Letterkenny’s John Wilkie is about to have an unforgettable 2023.
In the year of his 60th birthday, he is setting out on a Kilimanjaro expedition for Irish Guide Dogs for the Blind.
John’s feat is even more impressive given that seven years ago he was in intensive care, paralysed with Guillain-Barré syndrome.
Just three years ago, he had a double hip replacement.
This year, after a remarkable recovery, John is proving “there’s life in the aul dog yet!”.
His charity challenge takes place in June and will take 10 days in total. Kilimanjaro is not only Africa’s tallest mountain standing at 5,896m, but it is also the highest free-standing mountain in the world.
John has overcome many personal mountains in the past few years, and this challenge is about celebrating what he can do for others.
“It’s in the giving that you receive,” John said.
John, a Sensei at Letterkenny Shotokan Karate Club, was caring in the community when he discovered the importance of Irish Guide Dogs. He was making inquiries for a client with sight loss when he met disability advocate Jennifer Doherty, who is blind from birth. Jennifer has done wonders in recent years in raising awareness of guide dogs and the independence they give to people with disabilities. The young Buncrana woman had a dream to climb to Mount Everest Base Camp, and last year, with the support of the Donegal Centre for Independent Living and mountaineer Jason Black, she did just that.
Jennifer’s achievements inspired John to reach for great heights too. He has also enlisted the help of Jason Black to train for his challenge.
“My sense of direction wouldn’t be the best,” John jokes. “The first day I was to meet Jason at Harvey’s Point I got lost!”
“We practised map reading orienteering and emergency situations, and he had put me in good stead.”
John’s training has also been of huge benefit to his mental well-being, he said. He has had a life ‘restart’, of sorts, since his health scare in 2015 and is also back studying health care with Donegal ETB.

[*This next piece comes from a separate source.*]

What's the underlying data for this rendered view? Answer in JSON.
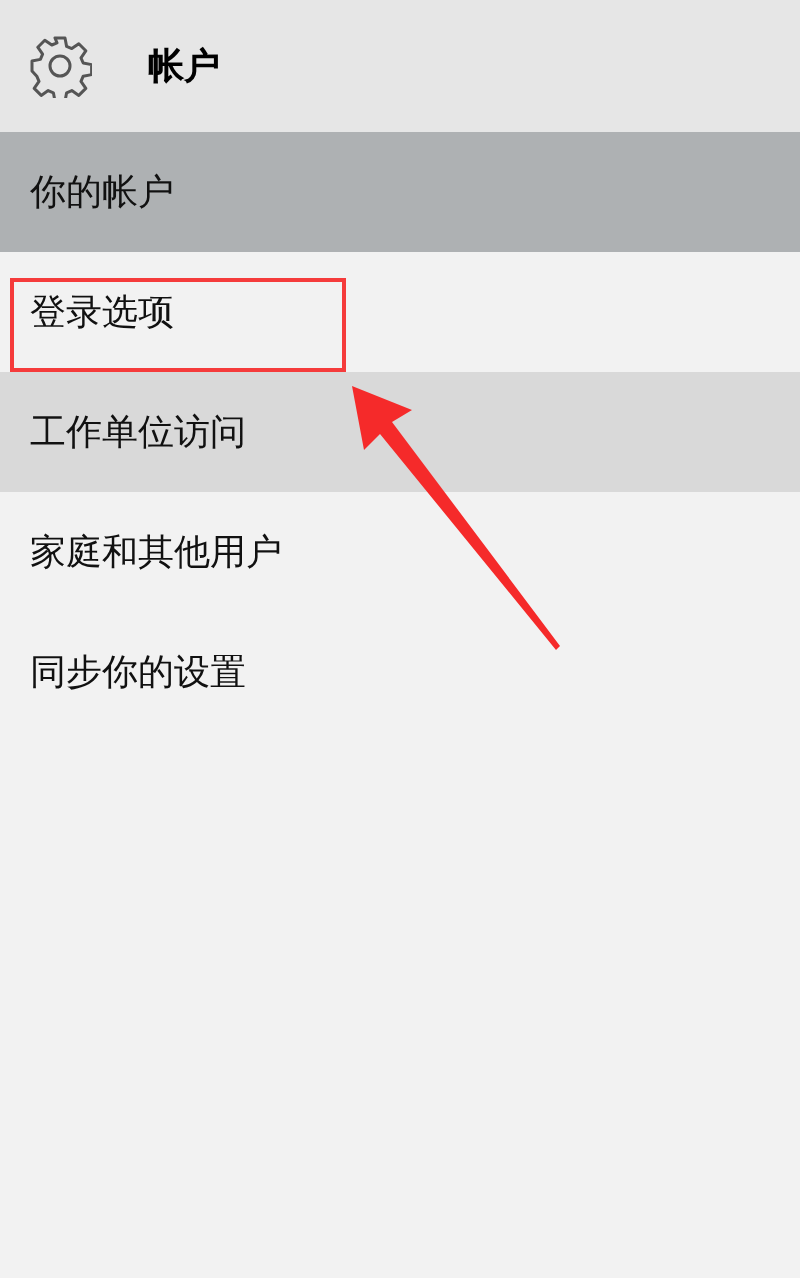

“I can understand how important it is to get out and get your mental health checked. It was the karate that helped me. I had issues with my eyes and another scare with a lump, but I had the discipline of the mind and that helped me keep going. I keep going, keep smiling and keep focused.
“At the end of the day I’ve been a long time on the road. I’m 45 years in karate this year too.”
John chose to fundraise for the Irish Guide Dogs for the Blind to support their work changing lives for people who are blind or visually impaired and families of children with autism. The average cost of training a dog is in the region of €53,000
John hopes his challenge will bring more awareness to the charity and highlight its constant need for funding. It costs €5million per year to run, with 85% of funding coming from fundraising and the generosity of the public.
Stay tuned to John’s Facebook for updates on his journey to Kilimanjaro and if you would like to donate, click here: https://kilimanjaro-2023.raisely.com/